DATA FOR ANALYSIS section start
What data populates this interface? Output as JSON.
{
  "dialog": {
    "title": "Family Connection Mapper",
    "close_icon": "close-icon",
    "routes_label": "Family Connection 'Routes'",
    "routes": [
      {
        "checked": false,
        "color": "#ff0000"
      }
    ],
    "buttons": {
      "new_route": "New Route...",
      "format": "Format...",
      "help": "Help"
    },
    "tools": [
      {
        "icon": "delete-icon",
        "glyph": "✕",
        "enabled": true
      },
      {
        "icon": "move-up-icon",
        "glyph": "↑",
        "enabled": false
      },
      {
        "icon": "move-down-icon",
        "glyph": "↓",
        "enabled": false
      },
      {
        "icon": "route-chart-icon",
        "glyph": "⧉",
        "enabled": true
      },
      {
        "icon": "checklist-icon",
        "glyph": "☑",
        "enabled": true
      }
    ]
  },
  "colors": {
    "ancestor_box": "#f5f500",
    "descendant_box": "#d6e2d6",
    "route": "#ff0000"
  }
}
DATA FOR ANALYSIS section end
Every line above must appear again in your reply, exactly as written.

COMPLETED EXERCISE
What data populates this interface? Output as JSON.
{
  "dialog": {
    "title": "Family Connection Mapper",
    "close_icon": "close-icon",
    "routes_label": "Family Connection 'Routes'",
    "routes": [
      {
        "checked": false,
        "color": "#ff0000"
      }
    ],
    "buttons": {
      "new_route": "New Route...",
      "format": "Format...",
      "help": "Help"
    },
    "tools": [
      {
        "icon": "delete-icon",
        "glyph": "✕",
        "enabled": true
      },
      {
        "icon": "move-up-icon",
        "glyph": "↑",
        "enabled": false
      },
      {
        "icon": "move-down-icon",
        "glyph": "↓",
        "enabled": false
      },
      {
        "icon": "route-chart-icon",
        "glyph": "⧉",
        "enabled": true
      },
      {
        "icon": "checklist-icon",
        "glyph": "☑",
        "enabled": true
      }
    ]
  },
  "colors": {
    "ancestor_box": "#f5f500",
    "descendant_box": "#d6e2d6",
    "route": "#ff0000"
  }
}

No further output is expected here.